Redundancy and uptime is a further concern. The pump and heat exchanger will have to undergo preventative maintenance at some point or another, but flow to the ITE must be maintained. Like all critical equipment, concurrent maintainability should be addressed and this can be designed for. Similarly, on a transfer to generator, the water must circulate continuously, especially in high-density applications. Arguably pumps should be UPS backed to provide uninterrupted cooling, and the pump motor voltage needs to be coordinated. In any case, the service level agreement between the operator and the end-user needs to clearly state all of these expectations and define who is responsible for what.
The most obvious challenge to implementing a liquid-cooled solution is getting the liquid over to the rack. While it may seem advantageous to have a raised floor to route and conceal piping, it can be challenging to snake it between floor pedestals or visually identify integrity – especially with power and network infrastructure in place.
There is additional hazard potential in open floor tiles in operational data centers. If the piping is sizable, it will likely be prefabricated steel (versus copper) bolted together in the field to avoid onsite welding. This is challenging and time-consuming whether it’s overhead or underfloor. Raised floor tiles are only 24” x 24”, so stringers need to be removed or cut out in order to install long sticks of pipe. This can call into question the floor’s structural integrity, especially when it’s holding up densely loaded cabinets.
Finally, most owners do what they can to keep plumbing out of the data hall. However, the newly installed piping needs to be flushed and filled with hundreds or thousands of gallons of water before it can become operational. This will give operators certain stress and consternation to route hoses from back of house areas into live data hall white space for the purpose of flushing and filling pipe. These steps need to be carefully assessed, planned, and executed to avoid significant disruptions to the pristine computing environment.
Several groups, including Open Compute Project’s subcommittee’s Advanced Cooling Facilities and Advanced Cooling Solutions are developing reference designs for deploying liquid cooling in new and existing facilities.
Is It Right For Your Data Center?
Densification is driving demand for more efficient and effective cooling technologies. As semiconductor manufacturing technology continues to evolve, we will soon be knocking on the door of a 3 nm MOSFET technology node. It’s entirely possible that we reach the upper limits of air-cooling effectiveness or even see regulatory mandates that will force more widespread adoption of liquid cooling in the not-too-distant future. Furthermore, certain designs will require liquid cooling. While it is poised to become the go-to cooling methodology for colocation deployments, it’s imperative to weigh the obvious benefits against the potential downsides.

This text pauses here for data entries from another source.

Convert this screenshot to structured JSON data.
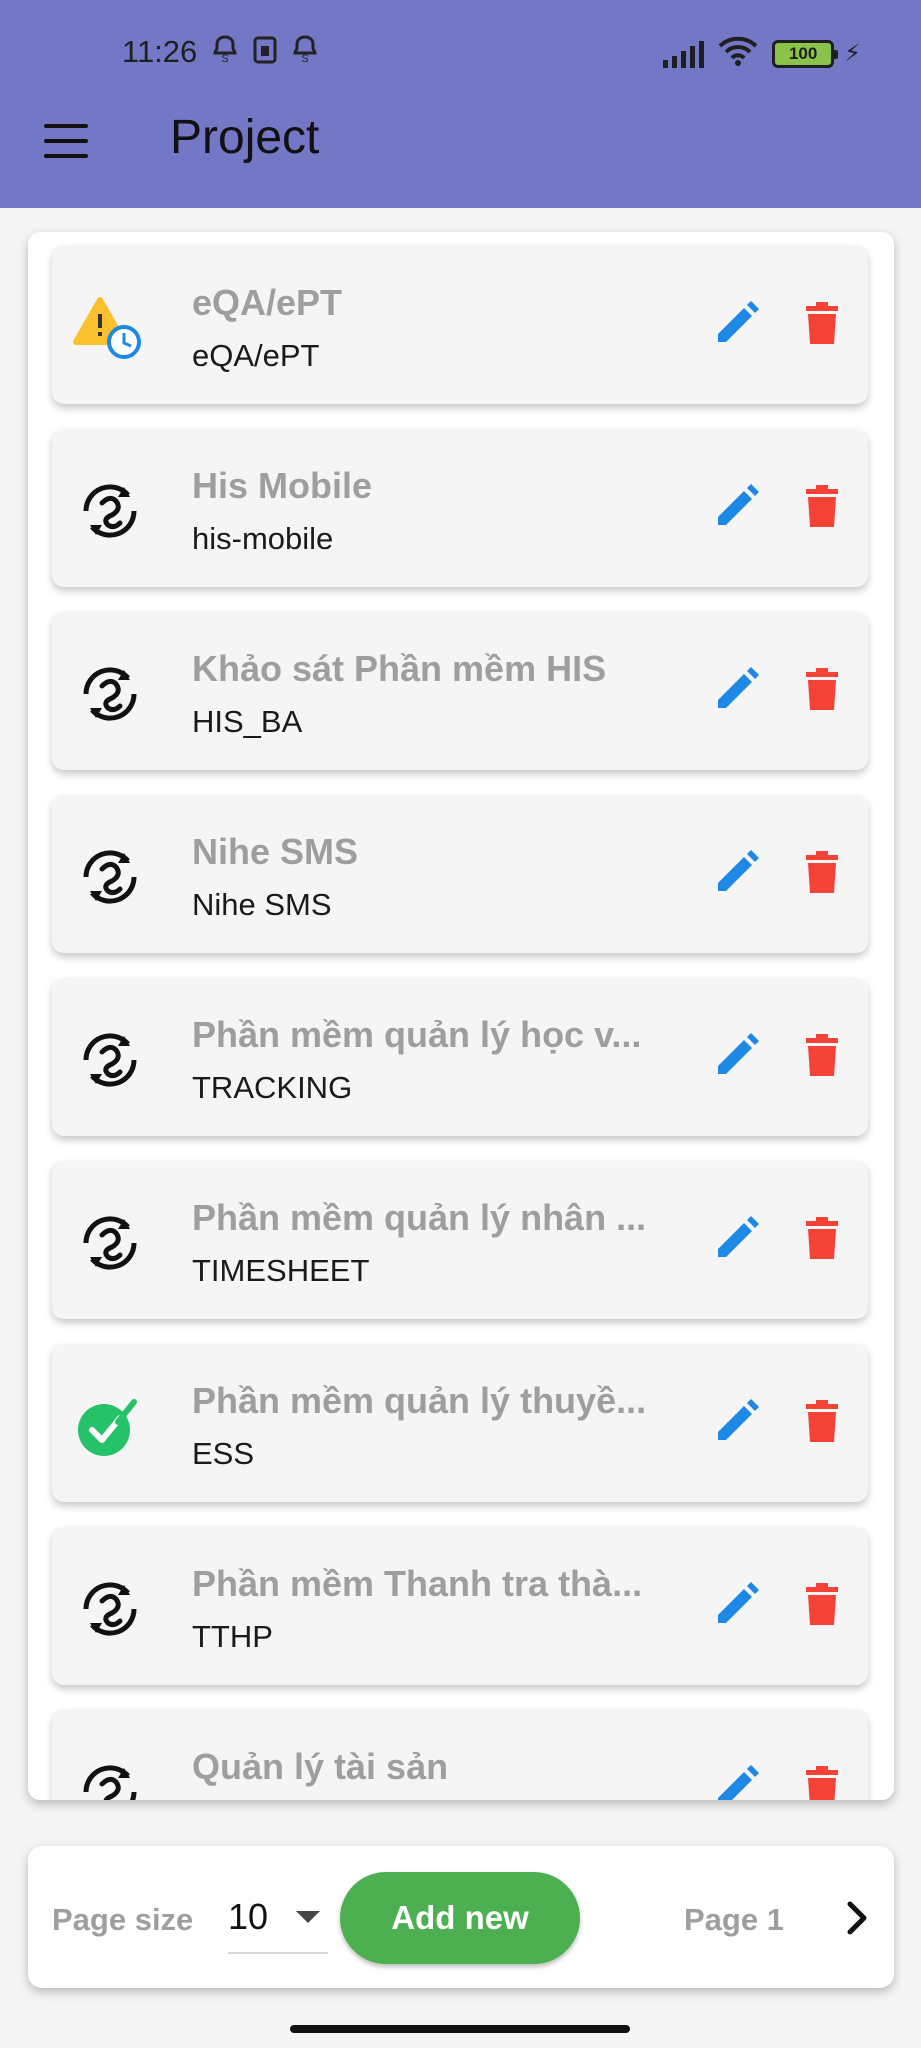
{
  "status_bar": {
    "time": "11:26",
    "battery": "100",
    "icons": [
      "notification-icon",
      "sim-icon",
      "notification-icon",
      "signal-icon",
      "wifi-icon",
      "battery-icon",
      "charging-icon"
    ]
  },
  "app_bar": {
    "title": "Project",
    "menu_icon": "menu-icon",
    "background": "#7477c6"
  },
  "projects": [
    {
      "name": "eQA/ePT",
      "code": "eQA/ePT",
      "status_icon": "warning-clock-icon"
    },
    {
      "name": "His Mobile",
      "code": "his-mobile",
      "status_icon": "sync-icon"
    },
    {
      "name": "Khảo sát Phần mềm HIS",
      "code": "HIS_BA",
      "status_icon": "sync-icon"
    },
    {
      "name": "Nihe SMS",
      "code": "Nihe SMS",
      "status_icon": "sync-icon"
    },
    {
      "name": "Phần mềm quản lý học v...",
      "code": "TRACKING",
      "status_icon": "sync-icon"
    },
    {
      "name": "Phần mềm quản lý nhân ...",
      "code": "TIMESHEET",
      "status_icon": "sync-icon"
    },
    {
      "name": "Phần mềm quản lý thuyề...",
      "code": "ESS",
      "status_icon": "check-circle-icon"
    },
    {
      "name": "Phần mềm Thanh tra thà...",
      "code": "TTHP",
      "status_icon": "sync-icon"
    },
    {
      "name": "Quản lý tài sản",
      "code": "",
      "status_icon": "sync-icon"
    }
  ],
  "actions": {
    "edit_icon": "pencil-icon",
    "delete_icon": "trash-icon",
    "edit_color": "#1e88e5",
    "delete_color": "#f44336"
  },
  "footer": {
    "page_size_label": "Page size",
    "page_size_value": "10",
    "add_new_label": "Add new",
    "page_label": "Page 1",
    "next_icon": "chevron-right-icon",
    "accent": "#4caf50"
  }
}
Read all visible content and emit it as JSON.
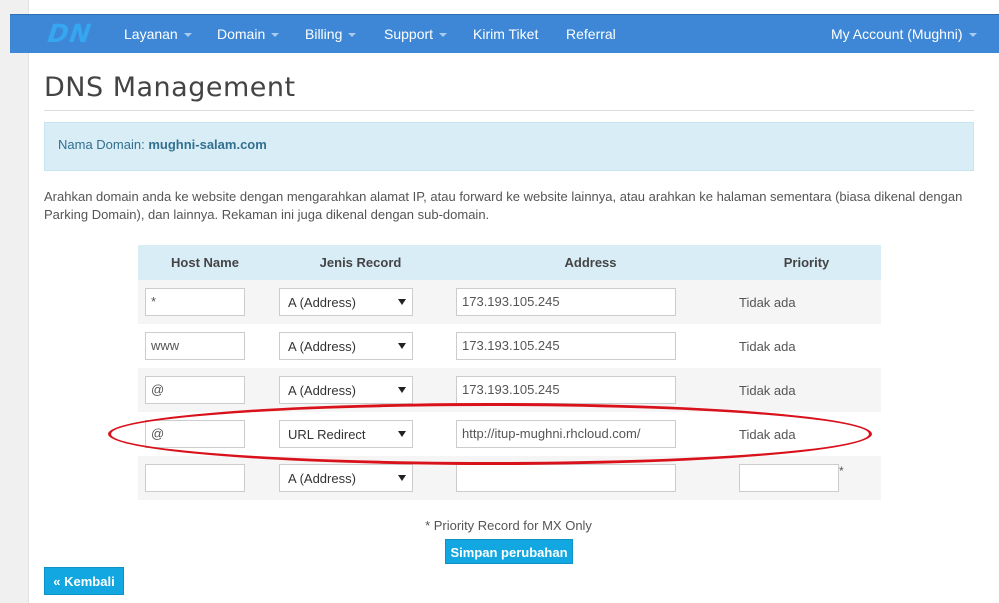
{
  "navbar": {
    "logo": "DN",
    "items": [
      {
        "label": "Layanan",
        "dropdown": true
      },
      {
        "label": "Domain",
        "dropdown": true
      },
      {
        "label": "Billing",
        "dropdown": true
      },
      {
        "label": "Support",
        "dropdown": true
      },
      {
        "label": "Kirim Tiket",
        "dropdown": false
      },
      {
        "label": "Referral",
        "dropdown": false
      }
    ],
    "account": "My Account (Mughni)"
  },
  "page": {
    "title": "DNS Management",
    "domain_label": "Nama Domain:",
    "domain_name": "mughni-salam.com",
    "description": "Arahkan domain anda ke website dengan mengarahkan alamat IP, atau forward ke website lainnya, atau arahkan ke halaman sementara (biasa dikenal dengan Parking Domain), dan lainnya. Rekaman ini juga dikenal dengan sub-domain."
  },
  "table": {
    "headers": [
      "Host Name",
      "Jenis Record",
      "Address",
      "Priority"
    ],
    "rows": [
      {
        "host": "*",
        "type": "A (Address)",
        "address": "173.193.105.245",
        "priority": "Tidak ada"
      },
      {
        "host": "www",
        "type": "A (Address)",
        "address": "173.193.105.245",
        "priority": "Tidak ada"
      },
      {
        "host": "@",
        "type": "A (Address)",
        "address": "173.193.105.245",
        "priority": "Tidak ada"
      },
      {
        "host": "@",
        "type": "URL Redirect",
        "address": "http://itup-mughni.rhcloud.com/",
        "priority": "Tidak ada"
      },
      {
        "host": "",
        "type": "A (Address)",
        "address": "",
        "priority": ""
      }
    ],
    "priority_star": "*"
  },
  "footer": {
    "note": "* Priority Record for MX Only",
    "save_label": "Simpan perubahan",
    "back_label": "« Kembali"
  },
  "annotation_color": "#d9111b",
  "accent_color": "#3d87d6"
}
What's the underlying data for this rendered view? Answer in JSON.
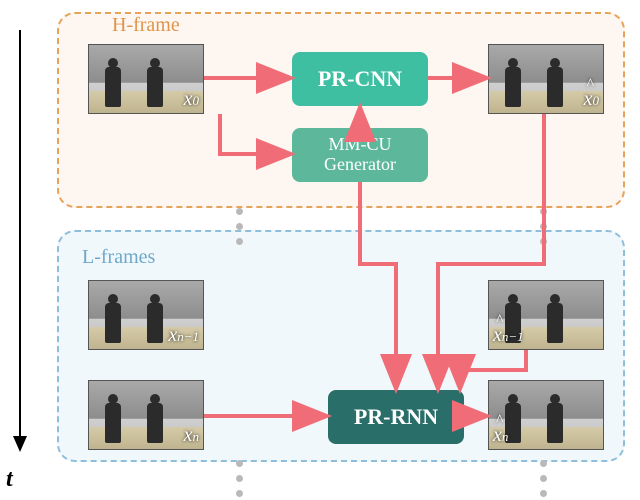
{
  "diagram": {
    "time_axis_label": "t",
    "regions": {
      "h": {
        "title": "H-frame"
      },
      "l": {
        "title": "L-frames"
      }
    },
    "blocks": {
      "pr_cnn": "PR-CNN",
      "mm_cu": "MM-CU\nGenerator",
      "pr_rnn": "PR-RNN"
    },
    "frames": {
      "x0": "x",
      "x0_sub": "0",
      "x0h": "x",
      "x0h_sub": "0",
      "xnm1": "x",
      "xnm1_sub": "n−1",
      "xnm1h": "x",
      "xnm1h_sub": "n−1",
      "xn": "x",
      "xn_sub": "n",
      "xnh": "x",
      "xnh_sub": "n"
    }
  }
}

Brian Medina, PE, MBA, CPM is Director of Strategy and Development for STACK INFRASTRUCTURE